The Mitsubishi Outlander Plug-In Hybrid won't go on sale in the U.S. until later this year, but it's been available in Europe and Japan for some time now.
In those markets, it's actually been quite successful since launching in Japan back in January 2013.
Through March, the Mitsubishi had sold 101,900 Outlander Plug-In Hybrid crossovers globally.
That makes the Outlander only the fourth plug-in electric car to breach the 100,000-unit barrier, according to HybridCars.
This puts the Outlander behind only the Nissan Leaf, the Tesla Model S, and the Chevrolet Volt in global sales. (The Volt total includes cars sold as the Holden Volt and Opel/Vauxhall Ampera in some markets.)
Mitsubishi accomplished this without offering the Outlander Plug-In Hybrid in the U.S., which until last year was the world's largest market for plug-in electric cars.
In the markets where it is available, the Outlander has proved exceedingly popular.
For the first two months of this year, it was the bestselling plug-in hybrid in Europe, beating entries from several German makers in the process.
Europe is the biggest market for the plug-in hybrid, accounting for 66,000 sales so far.
Japan accounted for 33,741 sales, followed by several smaller markets.
Part of the Outlander's success may be due to the fact that it's been the only plug-in hybrid utility vehicle available for the most part.
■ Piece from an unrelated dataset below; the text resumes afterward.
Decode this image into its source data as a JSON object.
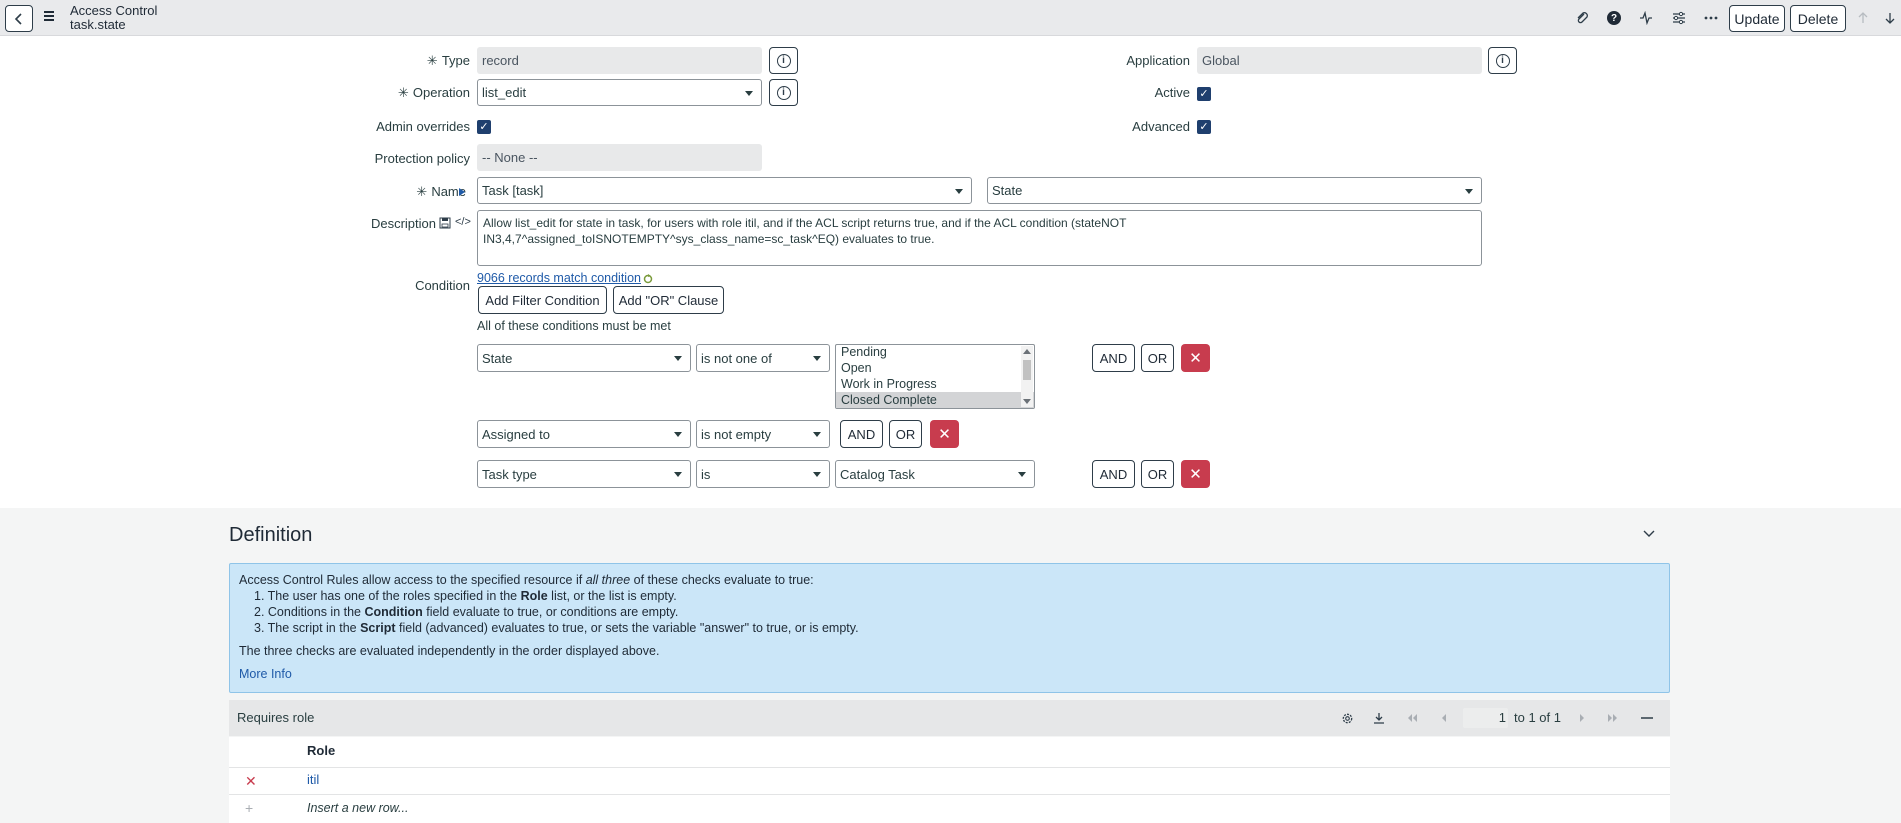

Audi, BMW, Mercedes-Benz, Porsche, and Volvo now sell or plan to sell plug-in hybrid SUVs of their own, but all are significantly more expensive than the Mitsubishi.
Now the Japanese carmaker seems to be inching closer to a U.S. launch of the Outlander Plug-In Hybrid after multiple delays.
It's expected to go on sale here in November as a 2017 model, but many details still need to be finalized.
Mitsubishi unveiled a cosmetically-correct U.S.-market prototype at the 2016 New York Auto Show in March.
However, officials said U.S. specs were still being finalized, including possible changes to the battery pack.